We are always dismayed to read about the “bad apple” getting picked for such an important job. “When you allow someone into your house, you should know who they are,” said Detective Pasquale Iorfino of the Greenwich Police Department. We could not agree more. Unfortunately, more often than not, extensive screening and background checks are not properly conducted or done at all. We were disappointed (at the risk of sounding self-serving) that the article quotes the owner of a Web based “nanny” site for tips on screening and hiring a nanny. Mr. Lambert, the founder of Enannysource, stated that “screening is the most important part of the hiring process.” That is absolutely true. However, these online listing sites by their very structures are unable to thoroughly screen a candidate. In fact, Web based sites contribute to many parents false sense of security in hiring a nanny. In effect, they are online databases with no barriers to entry. Anyone can post their profile and hold himself or herself out as an experienced and qualified caregiver. They merely list available jobs and caregivers and then offer an a la carte background check. Furthermore, many online sites advertise “National Criminal Checks” which can be very misleading. Those checks will often only determine if the subject was incarcerated in a state prison. Many online sites omit to inform you that those searches will not turn up persons that were convicted of a crime but not imprisoned or that served time in a county jail. Therefore, depending on the state, a county by county or statewide criminal check should also be done where the domestic worker has been shown to reside.
Since the hiring process can be overwhelming to a lot of families, we wanted to offer some additional practical advice. Most importantly, it is vital to meet and get to know the potential nanny in person. Together you should go over a detailed employment application and zero in on gaps in work history, discuss previous jobs and gauge responses to gently probing questions. For example, last week we had a nanny come in to register who seemed perfect. She was charming, sweet, athletic, a college graduate and had a recent six-year reference working with 3 children in the Tribeca section of Manhattan.
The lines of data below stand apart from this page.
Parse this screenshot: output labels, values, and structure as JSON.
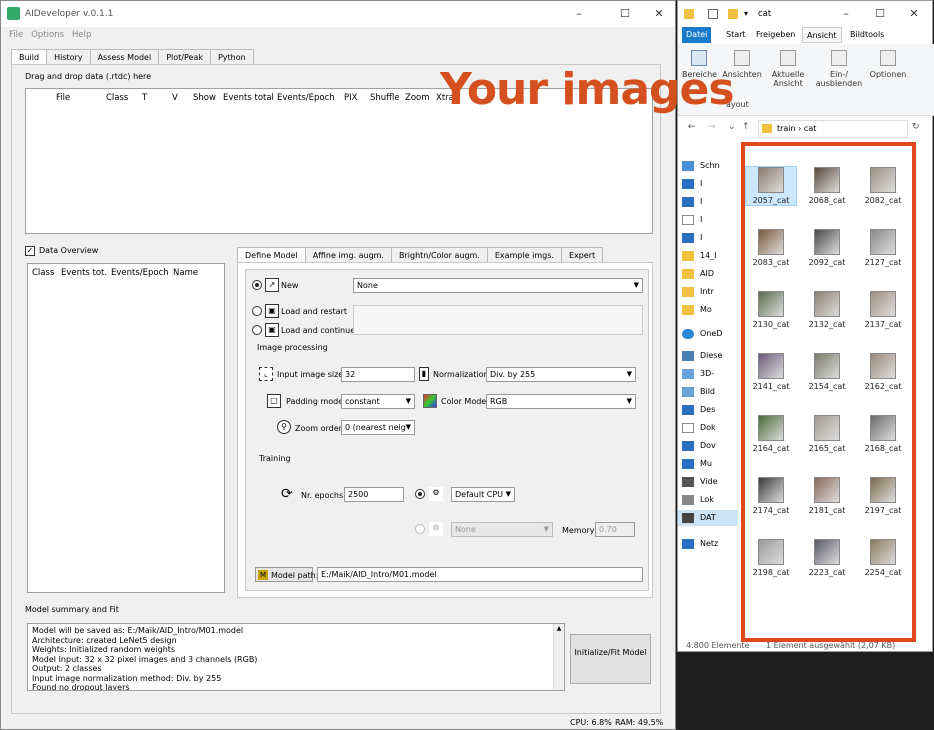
{
  "aid": {
    "title": "AIDeveloper v.0.1.1",
    "menu": [
      "File",
      "Options",
      "Help"
    ],
    "tabs": [
      "Build",
      "History",
      "Assess Model",
      "Plot/Peak",
      "Python"
    ],
    "drag_label": "Drag and drop data (.rtdc) here",
    "data_columns": [
      "File",
      "Class",
      "T",
      "V",
      "Show",
      "Events total",
      "Events/Epoch",
      "PIX",
      "Shuffle",
      "Zoom",
      "Xtra"
    ],
    "overview_label": "Data Overview",
    "overview_columns": [
      "Class",
      "Events tot.",
      "Events/Epoch",
      "Name"
    ],
    "model_tabs": [
      "Define Model",
      "Affine img. augm.",
      "Brightn/Color augm.",
      "Example imgs.",
      "Expert"
    ],
    "new_label": "New",
    "new_value": "None",
    "load_restart": "Load and restart",
    "load_continue": "Load and continue",
    "image_processing": "Image processing",
    "input_size_label": "Input image size",
    "input_size": "32",
    "normalization_label": "Normalization",
    "normalization": "Div. by 255",
    "padding_label": "Padding mode",
    "padding": "constant",
    "color_mode_label": "Color Mode",
    "color_mode": "RGB",
    "zoom_label": "Zoom order",
    "zoom": "0 (nearest neigh",
    "training": "Training",
    "epochs_label": "Nr. epochs",
    "epochs": "2500",
    "device": "Default CPU",
    "device2": "None",
    "memory_label": "Memory",
    "memory": "0.70",
    "model_path_label": "Model path:",
    "model_path": "E:/Maik/AID_Intro/M01.model",
    "summary_label": "Model summary and Fit",
    "summary_lines": [
      "Model will be saved as: E:/Maik/AID_Intro/M01.model",
      "Architecture: created LeNet5 design",
      "Weights: Initialized random weights",
      "Model Input: 32 x 32 pixel images and 3 channels (RGB)",
      "Output: 2 classes",
      "Input image normalization method: Div. by 255",
      "Found no dropout layers"
    ],
    "fit_button": "Initialize/Fit Model",
    "cpu": "CPU: 6.8%",
    "ram": "RAM: 49.5%"
  },
  "explorer": {
    "title": "cat",
    "ribbon_tabs": [
      "Datei",
      "Start",
      "Freigeben",
      "Ansicht",
      "Bildtools"
    ],
    "ribbon_items": [
      "Bereiche",
      "Ansichten",
      "Aktuelle Ansicht",
      "Ein-/ ausblenden",
      "Optionen",
      "ayout"
    ],
    "path": [
      "train",
      "cat"
    ],
    "tree": [
      "Schn",
      "I",
      "I",
      "I",
      "I",
      "14_I",
      "AID",
      "Intr",
      "Mo",
      "OneD",
      "Diese",
      "3D-",
      "Bild",
      "Des",
      "Dok",
      "Dov",
      "Mu",
      "Vide",
      "Lok",
      "DAT",
      "Netz"
    ],
    "files": [
      "2057_cat",
      "2068_cat",
      "2082_cat",
      "2083_cat",
      "2092_cat",
      "2127_cat",
      "2130_cat",
      "2132_cat",
      "2137_cat",
      "2141_cat",
      "2154_cat",
      "2162_cat",
      "2164_cat",
      "2165_cat",
      "2168_cat",
      "2174_cat",
      "2181_cat",
      "2197_cat",
      "2198_cat",
      "2223_cat",
      "2254_cat"
    ],
    "status_count": "4.800 Elemente",
    "status_selected": "1 Element ausgewählt (2,07 KB)"
  },
  "overlay": {
    "text": "Your images",
    "color": "#d4501e"
  }
}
However, the reference fell apart because the candidate told us she always lived in with the family, but property records showed the apartment was only 600 square feet. Not a very likely scenario for a live-in job with a supposed family of five. Do online nanny sites expect a potential employer to think about that scenario or research it?
We understand it is difficult to properly vet a potential in house employee without being a seasoned interviewer. Therefore, it’s imperative to be able to recognize some common red flags from the prospective employee and/or her references. They include:
- Past employers who do not have a landline and can only be reached on a cell phone.
- Past employers who do not reside in areas employing a high concentration of nannies and other domestics.
- Tenuous explanations for wide gaps in employment.
- Unstable work history.
- Inability to provide authentic and valid federal and state photo identification.
Oddly enough, in my experience I have found that if a candidate is too perfect or throws around high profile names of previous employers, it is usually a red flag that warrants a lot more digging. The stakes are too high to trust without verifying first.
By Marc Lenes.
Mr. Lenes is the founder and owner of Wee Care Nanny Agency